“This study, which concentrates on three of the ‘Olympic boroughs’, highlights the dire need for a major and lasting Olympic legacy to improve health and longevity in east London.”

Steven Cummins Professor of Urban Health at Queen Mary’s School of Geography commented: "Population health has vastly improved over the last 100 years. However, as these maps starkly illustrate, a century of social, economic and physical change has failed to eliminate underlying geographical inequalities in disease in east London."

This work was funded by Tower Hamlets, Newham, and City and Hackney primary care trusts and by the National Institute for Research. The National Information Governance Board advised on data protection issues. 

Explore further: Tools for predicting diabetes exist but are not used, research shows

Related Stories

Tools for predicting diabetes exist but are not used, research shows

November 29, 2011
New research from Queen Mary, University of London suggests that many cases of diabetes could be prevented by making use of existing prediction tools.

Diabetes linked to higher rate of birth defects

February 7, 2012
(Medical Xpress) -- Pregnant women with diabetes are almost four times more likely to have a baby with a birth defect than women without the condition and the likelihood is linked to the mother's glucose level, according ...

New videos, website offer important resources for people affected by diabetes

June 22, 2011
 New videos to help people make lifestyle changes and cope with the demands of diabetes were announced by the U.S. Department of Health and Human Services’ National Diabetes Education Program (NDEP). The series ...

Cigarettes, diet, alcohol and obesity behind more than 100,000 cancers

December 7, 2011
(Medical Xpress) -- More than 100,000 cancers – equivalent to one third of all those diagnosed in the UK each year – are being caused by smoking, unhealthy diets, alcohol and excess weight, according to new research ...

Research indicates obesity and diabetes risk is determined in the womb

November 10, 2011
New research from Warwick Medical School indicates some of your risk of developing obesity, diabetes and heart conditions is pre-determined whilst in the womb and by improving the pregnant mother’s diet and vitamins ...

Childhood illness linked to less career success

August 4, 2011
Child illness is closely linked to your future health and career prospects, a new study suggests. Researchers, funded partly by the Medical Research Council (MRC) and the British Heart Foundation (BHF), found that people ...

Recommended for you

Sugar not so sweet for mental health

July 27, 2017
Sugar may be bad not only for your teeth and your waistline, but also your mental health, claimed a study Thursday that was met with scepticism by other experts.
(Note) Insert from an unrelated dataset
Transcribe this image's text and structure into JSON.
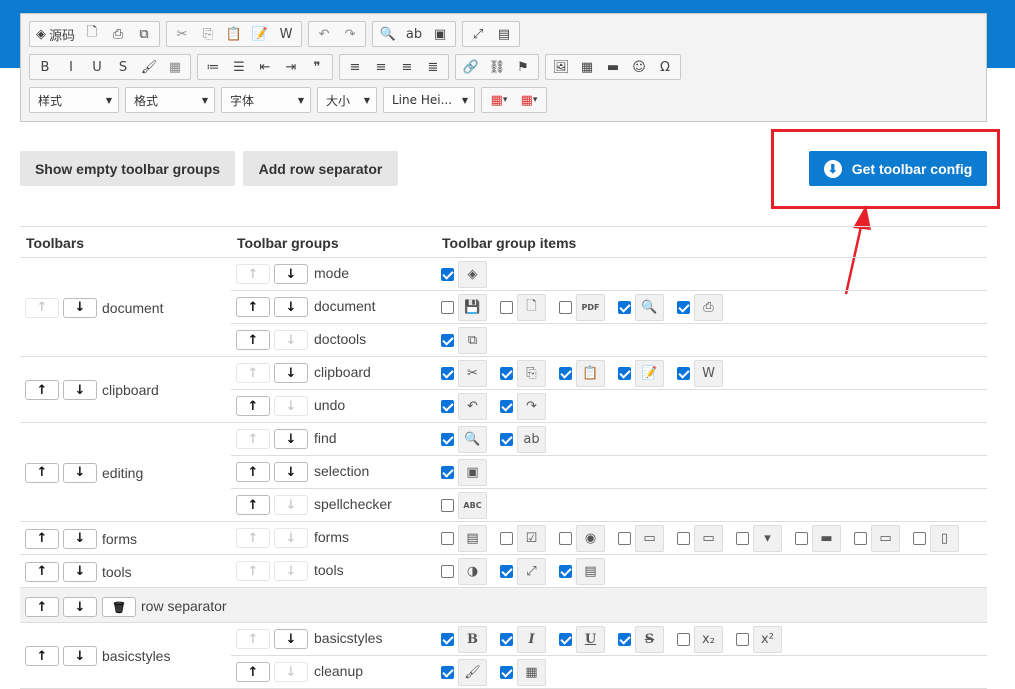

Could insufficient sleep be adding centimeters to your waistline?

July 27, 2017
Adults in the UK who have poor sleep patterns are more likely to be overweight and obese and have poorer metabolic health, according to a new study.

Vitamin E-deficient embryos are cognitively impaired even after diet improves

July 27, 2017
Zebrafish deficient in vitamin E produce offspring beset by behavioral impairment and metabolic problems, new research at Oregon State University shows.

The role of dosage in assessing risk of hormone therapy for menopause

July 27, 2017
When it comes to assessing the risk of estrogen therapy for menopause, how the therapy is delivered—taking a pill versus wearing a patch on one's skin—doesn't affect risk or benefit, researchers at UCLA and elsewhere ...

Blowing smoke? E-cigarettes might help smokers quit

July 26, 2017
People who used e-cigarettes were more likely to kick the habit than those who didn't, a new study found.

Brain disease seen in most football players in large report

July 25, 2017
Research on 202 former football players found evidence of a brain disease linked to repeated head blows in nearly all of them, from athletes in the National Football League, college and even high school.


Please sign in to add a comment. Registration is free, and takes less than a minute. Read more

Click here to reset your password.
Sign in to get notified via email when new comments are made.